For those who prefer their real ale then you might want to get to Burnley slightly early and make your way to The Bridge Bier Huis (Dutch for “Beer House” in the centre of town. Listed in the CAMRA beer guide, it has up to six cask conditioned ales at anyone time, and combined with a trip to the nearby “Boot Inn” you should have plenty of choice.
If you are travelling into Burnley via train then there are a good number of “popular” fast-food restaurants such as McDonalds and Subway on hand, with too many to mention. The main road leading to the ground, Harry Potts Way, is also lined with greasy choices with several independent chippies and Kebaberies ready to fill a hole.
Burnley’ operate two club shops in addition to their own official online shop, the Clarets Online Store.The opening times for both stores are as follows:
Turf Moor Shop
- Monday to Saturday: 9.00 am – 5.00 pm
- Sundays: closed
Burnley Town Centre
- Monday to Saturday: 9.00 am – 5.30 pm
- Sundays between: 10.00 am – 4.00 pm
There is no official information regarding opening times on matchdays but it would be safe to assume that the stadium store will be upon before kick-off for all match days.
It doesn’t appear as if Burnley FC currently offer fans the chance to undertake a stadium tour of Turf Moor. If this changes, we’ll be sure to update this section.
Tickets to see Burnley in the Championship are divided into two categories (Gold and Silver), whereas for the Premier League an additional Bronze tier is adding which results in three categories of pricing.
Tickets can be purchased either in person at the ticket-office, via phone 0871 221 1914 (opt 1), email email@example.com or most popularly online.
Turf Moor is located on Harry Potts Way less than half a mile from Burnley City Centre making it very accessible for visiting fans.
Burnley is served by no less than three train stations: Burnley Barracks, Burnley Central and Burnley Manchester Road with the club suggesting that the latter is the closest to the stadium but my estimations put it at a joint distance of 0.9 miles with Burnley Central.
The walk will likely take you around 20 minutes from either station not including Burnley Barracks.
The closest bus station to Turf Moor is “Brunshaw” on Harry Potts Way which is located behind the southern most stand of the stadium. From here the following services run: 2, 517, 589, 592, 902 and 959.
Turf Moor stadium’s address for satnav is as follows:
- Harry Potts Way, Burnley, Lancashire, BB10 4BX.
Actual club owned spaces are limited with the surrounding areas having parking restrictions match-days which are typically on Saturday and Tuesday. The Club recommends the use of the following car park for both sets of fans:
- Woodgrove Car Park: 200 Spaces, £5.00, Towneley Park, BB11 3RQ
- Town Centre Car Parks: 500 spaces, £3.00, Millennium NCP, Brown St, BB11 1PZ.
- Deanmill (Plumb St) Car Park, £4.00, BB11 3AG.

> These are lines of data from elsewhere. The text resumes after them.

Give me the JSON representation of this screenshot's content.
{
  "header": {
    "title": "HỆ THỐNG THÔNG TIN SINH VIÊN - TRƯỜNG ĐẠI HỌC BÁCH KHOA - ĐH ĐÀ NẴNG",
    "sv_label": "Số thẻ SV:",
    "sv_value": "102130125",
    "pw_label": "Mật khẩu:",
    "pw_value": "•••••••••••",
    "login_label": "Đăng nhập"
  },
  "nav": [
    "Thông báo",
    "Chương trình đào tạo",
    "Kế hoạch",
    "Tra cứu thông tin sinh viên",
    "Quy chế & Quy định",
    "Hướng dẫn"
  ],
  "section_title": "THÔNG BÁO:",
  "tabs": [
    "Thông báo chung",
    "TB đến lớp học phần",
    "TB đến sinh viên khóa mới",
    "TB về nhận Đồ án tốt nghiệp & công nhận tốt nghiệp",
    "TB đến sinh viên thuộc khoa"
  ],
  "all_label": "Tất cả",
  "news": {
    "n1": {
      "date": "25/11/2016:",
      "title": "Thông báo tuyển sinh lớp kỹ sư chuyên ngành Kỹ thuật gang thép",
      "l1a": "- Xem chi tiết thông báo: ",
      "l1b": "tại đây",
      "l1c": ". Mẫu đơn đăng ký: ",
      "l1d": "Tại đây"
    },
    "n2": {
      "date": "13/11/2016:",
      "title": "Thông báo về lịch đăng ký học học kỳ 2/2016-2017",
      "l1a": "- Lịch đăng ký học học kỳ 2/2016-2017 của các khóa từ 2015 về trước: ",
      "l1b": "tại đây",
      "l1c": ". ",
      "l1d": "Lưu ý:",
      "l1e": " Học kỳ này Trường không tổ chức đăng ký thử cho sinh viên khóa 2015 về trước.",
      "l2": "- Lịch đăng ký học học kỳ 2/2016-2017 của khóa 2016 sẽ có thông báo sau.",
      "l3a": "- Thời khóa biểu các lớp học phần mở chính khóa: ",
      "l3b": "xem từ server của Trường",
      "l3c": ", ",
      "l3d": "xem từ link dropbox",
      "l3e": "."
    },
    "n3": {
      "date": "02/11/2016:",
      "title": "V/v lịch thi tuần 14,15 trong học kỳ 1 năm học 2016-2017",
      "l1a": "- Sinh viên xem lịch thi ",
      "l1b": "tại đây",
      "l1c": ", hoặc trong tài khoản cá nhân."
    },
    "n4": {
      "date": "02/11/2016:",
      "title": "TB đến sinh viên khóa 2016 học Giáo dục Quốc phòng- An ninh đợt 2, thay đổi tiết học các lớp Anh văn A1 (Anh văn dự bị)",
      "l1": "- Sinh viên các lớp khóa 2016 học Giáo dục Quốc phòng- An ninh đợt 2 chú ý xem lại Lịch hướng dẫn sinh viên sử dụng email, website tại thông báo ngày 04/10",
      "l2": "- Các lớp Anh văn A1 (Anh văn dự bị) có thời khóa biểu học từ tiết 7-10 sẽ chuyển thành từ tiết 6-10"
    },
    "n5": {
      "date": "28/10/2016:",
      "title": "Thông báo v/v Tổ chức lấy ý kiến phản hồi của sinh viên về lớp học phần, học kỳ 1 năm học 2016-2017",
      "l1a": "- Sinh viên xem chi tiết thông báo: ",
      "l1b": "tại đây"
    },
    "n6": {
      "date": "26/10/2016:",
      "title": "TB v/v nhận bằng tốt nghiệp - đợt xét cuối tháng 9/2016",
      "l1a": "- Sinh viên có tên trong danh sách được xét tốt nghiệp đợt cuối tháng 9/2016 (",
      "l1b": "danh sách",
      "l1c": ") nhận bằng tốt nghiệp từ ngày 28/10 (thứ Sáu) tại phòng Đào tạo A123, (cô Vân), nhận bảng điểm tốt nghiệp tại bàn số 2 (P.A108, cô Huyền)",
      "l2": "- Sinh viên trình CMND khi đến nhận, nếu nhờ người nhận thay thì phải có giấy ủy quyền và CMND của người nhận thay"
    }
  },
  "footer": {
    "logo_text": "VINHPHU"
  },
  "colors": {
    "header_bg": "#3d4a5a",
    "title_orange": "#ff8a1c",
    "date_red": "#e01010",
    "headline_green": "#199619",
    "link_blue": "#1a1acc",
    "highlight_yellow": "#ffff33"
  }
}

- Aircelle Ltd Car Park: 275 spaces, £3.00 Bancroft Ave, BB10 2TQ.
Rosegrove Unity Working Mens Club also welcomes away fans with a large car park.
Hotels in Burnley are scattered around the town centre with the city lacking a nucleolus of accommodation options. Back towards the city centre there is the Talbot Hotel which is close to Burnley Central Station.
If you want a hotel with good transport links and you have a car try the Premier Inn on the A671 or the Holiday Inn just off the M65 which is also fairly close to Burnley Barracks railway station.